* **Assignment**: The full set of records must be returned exactly, character for character.

[Dataset excerpts]
==*==
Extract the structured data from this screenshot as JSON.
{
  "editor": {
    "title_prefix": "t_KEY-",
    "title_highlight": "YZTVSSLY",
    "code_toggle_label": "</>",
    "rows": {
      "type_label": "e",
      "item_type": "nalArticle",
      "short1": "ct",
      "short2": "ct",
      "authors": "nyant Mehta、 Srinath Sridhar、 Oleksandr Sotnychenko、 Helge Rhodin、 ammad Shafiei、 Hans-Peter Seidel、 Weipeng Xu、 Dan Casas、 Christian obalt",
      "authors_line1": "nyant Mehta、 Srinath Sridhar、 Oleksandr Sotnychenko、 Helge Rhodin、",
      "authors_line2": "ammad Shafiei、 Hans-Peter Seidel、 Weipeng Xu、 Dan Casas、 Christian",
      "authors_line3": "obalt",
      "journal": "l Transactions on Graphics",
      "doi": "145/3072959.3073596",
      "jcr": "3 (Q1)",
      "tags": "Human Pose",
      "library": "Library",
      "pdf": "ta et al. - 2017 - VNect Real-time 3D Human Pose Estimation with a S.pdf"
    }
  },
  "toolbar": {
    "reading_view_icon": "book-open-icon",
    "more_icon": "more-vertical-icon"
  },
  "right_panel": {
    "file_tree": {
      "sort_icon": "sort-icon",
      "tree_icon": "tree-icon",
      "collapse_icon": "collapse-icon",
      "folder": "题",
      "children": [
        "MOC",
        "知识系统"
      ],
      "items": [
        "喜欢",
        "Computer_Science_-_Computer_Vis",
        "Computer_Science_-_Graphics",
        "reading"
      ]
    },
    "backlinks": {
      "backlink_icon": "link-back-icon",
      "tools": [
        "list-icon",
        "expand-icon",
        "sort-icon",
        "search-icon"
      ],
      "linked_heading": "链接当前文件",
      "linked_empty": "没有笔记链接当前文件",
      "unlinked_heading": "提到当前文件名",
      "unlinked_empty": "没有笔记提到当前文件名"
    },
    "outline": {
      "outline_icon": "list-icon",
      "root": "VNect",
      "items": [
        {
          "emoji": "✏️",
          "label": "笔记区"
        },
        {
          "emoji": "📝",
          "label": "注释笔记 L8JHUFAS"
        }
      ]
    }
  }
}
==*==
* **Task answer**:
Extract the structured data from this screenshot as JSON.
{
  "editor": {
    "title_prefix": "t_KEY-",
    "title_highlight": "YZTVSSLY",
    "code_toggle_label": "</>",
    "rows": {
      "type_label": "e",
      "item_type": "nalArticle",
      "short1": "ct",
      "short2": "ct",
      "authors": "nyant Mehta、 Srinath Sridhar、 Oleksandr Sotnychenko、 Helge Rhodin、 ammad Shafiei、 Hans-Peter Seidel、 Weipeng Xu、 Dan Casas、 Christian obalt",
      "authors_line1": "nyant Mehta、 Srinath Sridhar、 Oleksandr Sotnychenko、 Helge Rhodin、",
      "authors_line2": "ammad Shafiei、 Hans-Peter Seidel、 Weipeng Xu、 Dan Casas、 Christian",
      "authors_line3": "obalt",
      "journal": "l Transactions on Graphics",
      "doi": "145/3072959.3073596",
      "jcr": "3 (Q1)",
      "tags": "Human Pose",
      "library": "Library",
      "pdf": "ta et al. - 2017 - VNect Real-time 3D Human Pose Estimation with a S.pdf"
    }
  },
  "toolbar": {
    "reading_view_icon": "book-open-icon",
    "more_icon": "more-vertical-icon"
  },
  "right_panel": {
    "file_tree": {
      "sort_icon": "sort-icon",
      "tree_icon": "tree-icon",
      "collapse_icon": "collapse-icon",
      "folder": "题",
      "children": [
        "MOC",
        "知识系统"
      ],
      "items": [
        "喜欢",
        "Computer_Science_-_Computer_Vis",
        "Computer_Science_-_Graphics",
        "reading"
      ]
    },
    "backlinks": {
      "backlink_icon": "link-back-icon",
      "tools": [
        "list-icon",
        "expand-icon",
        "sort-icon",
        "search-icon"
      ],
      "linked_heading": "链接当前文件",
      "linked_empty": "没有笔记链接当前文件",
      "unlinked_heading": "提到当前文件名",
      "unlinked_empty": "没有笔记提到当前文件名"
    },
    "outline": {
      "outline_icon": "list-icon",
      "root": "VNect",
      "items": [
        {
          "emoji": "✏️",
          "label": "笔记区"
        },
        {
          "emoji": "📝",
          "label": "注释笔记 L8JHUFAS"
        }
      ]
    }
  }
}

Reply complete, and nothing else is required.